A dental implant is a synthetic metallic root substitute that is placed or implanted in the jaw bone. It can be used to replace a single missing tooth, provide an abutment (anchor or retainer), replace several missing teeth, or provide added retention to a removable dental appliance such as a full denture. In fact, if you are missing all of your natural teeth, it is possible to have maxillary (upper) and mandibular (lower) fixed replacements. The replacements do not come out and you cannot remove them yourself.
Two separate events are needed when replacing a missing tooth with an implant. First is the surgical phase in which the implant is placed. In the second phase the replacement teeth are constructed and fixed into proper position.
The implant placement procedure involves making a small incision in the gum area where the implant is to placed, preparing a site in the underlying bone, inserting the implant into the prepared site, and closing the tissue over the implant with several sutures. This area is left undisturbed, usually for 4 to 6 months.

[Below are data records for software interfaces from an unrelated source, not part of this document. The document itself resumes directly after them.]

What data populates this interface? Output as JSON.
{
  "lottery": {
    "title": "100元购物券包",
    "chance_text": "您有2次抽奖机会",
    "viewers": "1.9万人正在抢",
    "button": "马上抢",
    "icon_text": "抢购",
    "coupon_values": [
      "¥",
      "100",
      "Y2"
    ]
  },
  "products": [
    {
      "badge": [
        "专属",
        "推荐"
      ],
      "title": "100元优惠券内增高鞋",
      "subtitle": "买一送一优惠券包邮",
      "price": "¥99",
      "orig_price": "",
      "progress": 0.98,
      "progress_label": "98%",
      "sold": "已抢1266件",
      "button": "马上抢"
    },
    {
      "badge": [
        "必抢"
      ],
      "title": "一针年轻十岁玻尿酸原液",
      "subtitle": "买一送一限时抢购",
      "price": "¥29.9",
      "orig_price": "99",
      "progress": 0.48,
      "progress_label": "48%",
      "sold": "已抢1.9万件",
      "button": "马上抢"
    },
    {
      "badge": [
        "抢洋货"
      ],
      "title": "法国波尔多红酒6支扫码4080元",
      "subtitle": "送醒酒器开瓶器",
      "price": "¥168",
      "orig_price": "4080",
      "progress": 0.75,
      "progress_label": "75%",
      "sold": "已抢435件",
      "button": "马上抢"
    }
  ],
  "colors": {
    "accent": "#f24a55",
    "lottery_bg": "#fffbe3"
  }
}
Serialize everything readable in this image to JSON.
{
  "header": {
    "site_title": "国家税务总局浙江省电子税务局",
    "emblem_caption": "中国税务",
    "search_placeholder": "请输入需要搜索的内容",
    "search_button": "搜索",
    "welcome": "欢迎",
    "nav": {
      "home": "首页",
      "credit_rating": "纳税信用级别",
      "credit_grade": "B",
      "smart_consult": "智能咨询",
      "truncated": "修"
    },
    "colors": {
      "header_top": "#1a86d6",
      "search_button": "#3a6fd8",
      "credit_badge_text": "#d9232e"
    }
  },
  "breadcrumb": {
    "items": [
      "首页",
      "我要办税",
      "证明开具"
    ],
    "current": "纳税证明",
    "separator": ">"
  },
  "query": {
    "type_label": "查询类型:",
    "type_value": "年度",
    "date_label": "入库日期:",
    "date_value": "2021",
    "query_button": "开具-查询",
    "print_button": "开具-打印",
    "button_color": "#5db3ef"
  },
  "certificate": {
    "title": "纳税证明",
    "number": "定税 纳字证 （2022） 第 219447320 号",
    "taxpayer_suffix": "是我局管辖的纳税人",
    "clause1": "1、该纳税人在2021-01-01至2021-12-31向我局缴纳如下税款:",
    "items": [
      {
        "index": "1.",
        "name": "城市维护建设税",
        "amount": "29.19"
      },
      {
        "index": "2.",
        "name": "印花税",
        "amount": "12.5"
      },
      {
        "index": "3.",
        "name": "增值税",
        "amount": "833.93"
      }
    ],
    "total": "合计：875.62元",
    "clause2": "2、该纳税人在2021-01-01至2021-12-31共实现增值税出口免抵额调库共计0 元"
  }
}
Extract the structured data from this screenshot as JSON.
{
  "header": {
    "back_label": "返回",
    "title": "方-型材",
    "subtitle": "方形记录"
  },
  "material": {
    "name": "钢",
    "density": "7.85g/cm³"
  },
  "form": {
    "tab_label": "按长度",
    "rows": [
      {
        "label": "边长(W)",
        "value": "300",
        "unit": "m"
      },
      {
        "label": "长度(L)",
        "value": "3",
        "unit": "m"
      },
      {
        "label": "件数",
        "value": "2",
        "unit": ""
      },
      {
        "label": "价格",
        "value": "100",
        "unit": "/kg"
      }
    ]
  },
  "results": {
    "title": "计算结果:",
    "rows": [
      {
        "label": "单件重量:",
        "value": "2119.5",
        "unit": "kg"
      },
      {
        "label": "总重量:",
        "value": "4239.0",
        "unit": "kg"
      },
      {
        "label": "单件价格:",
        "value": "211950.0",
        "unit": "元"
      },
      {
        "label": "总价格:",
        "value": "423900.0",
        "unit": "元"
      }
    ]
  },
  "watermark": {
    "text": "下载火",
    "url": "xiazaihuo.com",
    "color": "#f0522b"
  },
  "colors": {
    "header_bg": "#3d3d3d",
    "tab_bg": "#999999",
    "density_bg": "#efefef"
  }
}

More healing time may vary due to the density of your bone. The lower jaw is composed of bone that is more dense than that of the upper jaw. This healing time allows for the slow integration of the implant within your jaw. The implant is held in place by the bone.
After the healing and integration of the implant, the placement site is exposed by reopening the gum. A post will then be fastened to the implant by cement or with internal threads. The crown, bridge, or other type of replacement will be attached to this post. Some dentists prefer to do all phases of the implant procedure themselves, but many choose to perform either the surgical or prosthetic (the actual construction of the replacement device) only. If this is the case, you will be referred to a periodontist or oral surgeon who will perform the surgical portion of the implant placement.
Implants are very successful. Maxillary and mandibular implants are more than 90% successful. Lower implants have a somewhat higher success rate than upper implants. Occasionally, implants fail, but it is not common. Chances of an implant failure, many times, can be determined during or after the surgical phase before the replacement tooth or teeth are constructed.
Smokers take note: There is a heightened risk of dental implant failure among smokers¾as much as a 20% greater failure rate!
We will discuss with you the requirements and options for your particular situation. There are usually several possibilities for effectively replacing missing teeth. It is important to decide on the design of the implant-retained replacement prior to the actual implant surgical procedure. Position and alignment of the replacement teeth need to be carefully considered before determining the location of the implant.
Dental Implants for Terminal Dentition
Dental Implants for Missing Teeth
Dental Implant Post-Op Care